CRASSULACEAE

In this family there are nearly 1,000 species, belonging to 25 genera, and these are grouped into 6 sub-families: namely, Crassuloideae, Kalanchoideae, Cotyledonoideae, Sempervivoideae, Sedoideae, and Echeverioideae.

Sub-Family CRASSULOIDEAE

These are succulent shrubs forming clumps with fleshy leaves arranged opposite one another, often crowded into rosettes, but in other plants well apart. The flowers are fairly small, white or pink; the petals and the stamens are the same in number, usually s of each.

CRASSULA. Most species in this genus are natives of S. Africa. There are considerably over 200 species. A few are annuals, and because of the diversity of shape and form, they can be a source of interest for anyone making a collection of them.

SHRUBBY SPECIES:

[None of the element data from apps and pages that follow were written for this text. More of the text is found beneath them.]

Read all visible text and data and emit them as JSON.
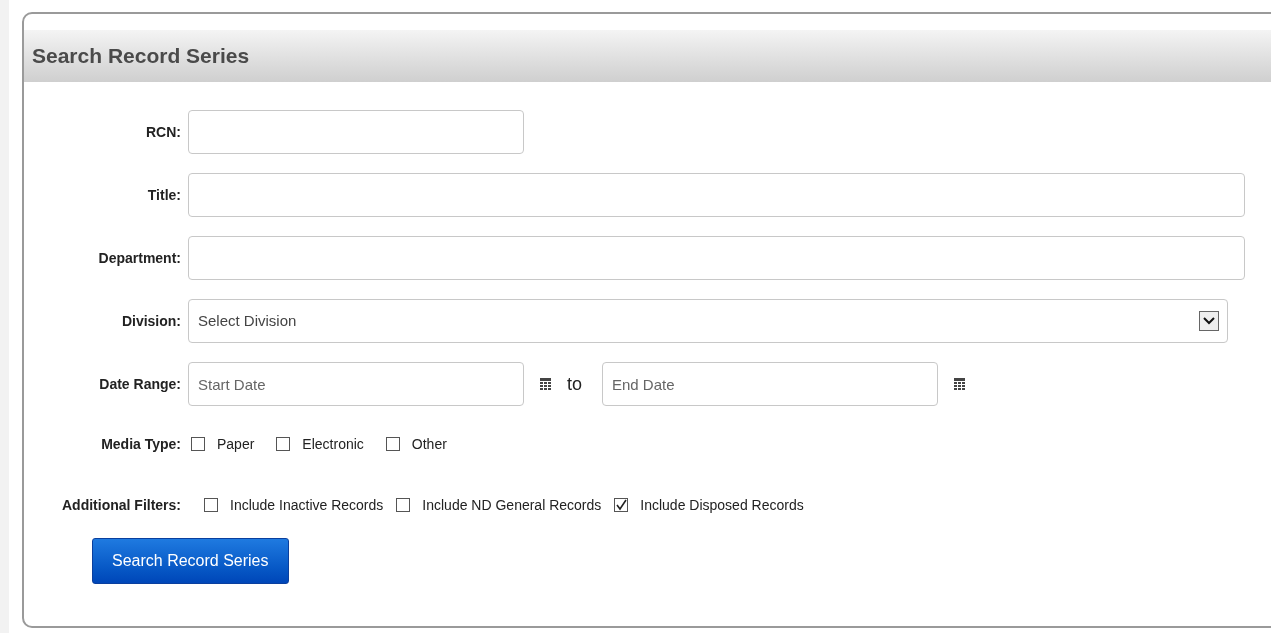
{
  "panel": {
    "title": "Search Record Series"
  },
  "fields": [
    {
      "kind": "short",
      "label": "RCN:"
    },
    {
      "kind": "text",
      "label": "Title:"
    },
    {
      "kind": "text",
      "label": "Department:"
    },
    {
      "kind": "select",
      "label": "Division:",
      "value": "Select Division"
    },
    {
      "kind": "daterange",
      "label": "Date Range:",
      "start_placeholder": "Start Date",
      "separator": "to",
      "end_placeholder": "End Date"
    },
    {
      "kind": "checkboxes",
      "label": "Media Type:",
      "options": [
        {
          "label": "Paper",
          "checked": false
        },
        {
          "label": "Electronic",
          "checked": false
        },
        {
          "label": "Other",
          "checked": false
        }
      ]
    },
    {
      "kind": "checkboxes",
      "label": "Additional Filters:",
      "options": [
        {
          "label": "Include Inactive Records",
          "checked": false
        },
        {
          "label": "Include ND General Records",
          "checked": false
        },
        {
          "label": "Include Disposed Records",
          "checked": true
        }
      ]
    }
  ],
  "buttons": [
    {
      "label": "Search Record Series"
    }
  ]
}
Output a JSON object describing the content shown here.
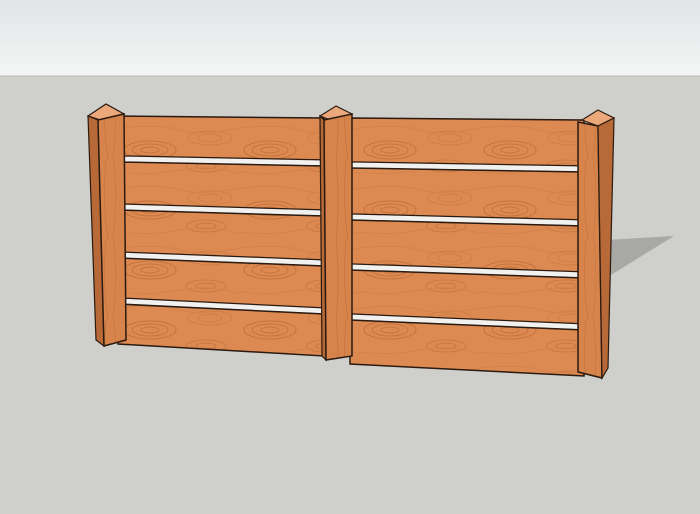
{
  "scene": {
    "subject": "fence",
    "posts": 3,
    "boards_per_bay": 5,
    "colors": {
      "sky_top": "#e4e7e8",
      "sky_bottom": "#f3f4f4",
      "ground": "#cfcfcc",
      "wood_light": "#e0915c",
      "wood_mid": "#d8834a",
      "wood_dark": "#b86a36",
      "wood_grain": "#c47640",
      "post_front": "#d6844c",
      "post_side": "#b76a37",
      "post_top": "#e9a679",
      "outline": "#2a1a10",
      "shadow": "#a9a9a6",
      "gap": "#f1f1ef"
    }
  }
}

Crassula arborescens. Cape Province. Of shrubby habit with thick fleshy stem and branches. The leaves are wide at the base, roundish, obovate, fleshy, and are grey-green, often with a red margin and reddish spots on the upper surface. The flowers appear in clusters, pink or white, and later red. This species is easy to cultivate. Growing season, March to September.

Crassula argentea. Cape Province. A succulent shrub with a thick stem and stout branches, reaching a height in its native land of 10 feet. The leaves are oval, shining green; the flowers pale pink.

Crassula falcata. Cape Province. A beautiful plant, growing to a height of 3 feet. The thick, grey leaves have a sharp edge resembling a sickle in contour, and are fixed along the straight stem in such a way that 2 rows turn to the right and 2 rows to the left, giving the plant a two-sided fiat appearance. The lovely flowers appear in summer, as much-branched clusters of false umbels, brilliant red in colour.

Crassula rotundifolia. A similar plant to C. falcata, but the fleshy green leaves are almost round and very flat, thinning out at the edges, with a soft coat of velvet; they are obliquely attached to the stem in a similar way to those of C. falcata.

Crassula lactea. A semi-shrub, with dark green leaves and white flowers, the latter produced in midwinter. Makes a fine pot plant if given a rich sandy compost. Easy to grow.

Crassula lycopodioides. Cape Province. A small, bushy plant whose thin branches are completely covered with 4 rows of closely packed leaves. The minute flowers, yellowish-white, are almost sessile, and spring from the axils of the leaves in the upper portions of the stem. Easy to grow and easy to propagate, by cuttings.

Crassula perfoliata. Cape Province. A semi-shrub, very similar in appearance to C. falcata. The stems are erect and fleshy, with leaves 3 to 4 inches long, tapering, and concave above. The flower is scarlet.

Crassula rupestris. Cape Province. A beautiful plant forming a prostrate bush. The fleshy, roundish or oval leaves are grey-green in colour with brown dots and a brown margin. The flowers are attractive. A very useful plant for baskets.

LOW-GROWING SPECIES

Crassula alstonii. Namaqualand. Has thick, smooth, compact and incurved leaves, forming a grey, almost white, plant. The flowers are small and white. This species requires full light and should be rested in summer. Growing period, October and November. Compost should consist of 2 parts leaf soil, 1 part loam, 2 parts sand.

Crassula columnaris. Namaqualand. An interesting plant, grey in colour, with the leaves about an inch across in 4 close rows. The flowers, white or yellowish-orange, appear October and November. Requires similar treatment to C. alstonii.

Crassula Cooperi. Cape Province. A dense, low-growing plant, 3 to 4 inches high, the leaves forming a rosette of green leaves with darker markings. The flower is flesh-coloured. Attractive, and easy to flower.

Crassula deceptrix. Namaqualand. A beautiful, low-growing plant, its short, angular leaves tightly pressed together to form a small column. The white flowers appear in October and November. This species should be rested in summer. The growing period is in winter.

Crassula grisea. A fine species with long, narrow leaves. In course of time the plant forms clumps. The largest leaves are at the base, while the leaves higher up develop small branches out of their axils. The leaves, arranged in opposite pairs, are oblong to oblong lanceolate, and covered with numerous fine papillae, so that they have a greenish-grey appearance; they are sometimes red at the margins. The flowers are white and small. This plant is easy to grow. It likes sun and warmth, but at no time should it have too much water.

Crassula Justus Corderoy. A slow-growing species, with green leaves flecked with brown, the whole surface covered with short white hairs. The reddish flowers are produced in midsummer.

Sorry, comments are closed for this post.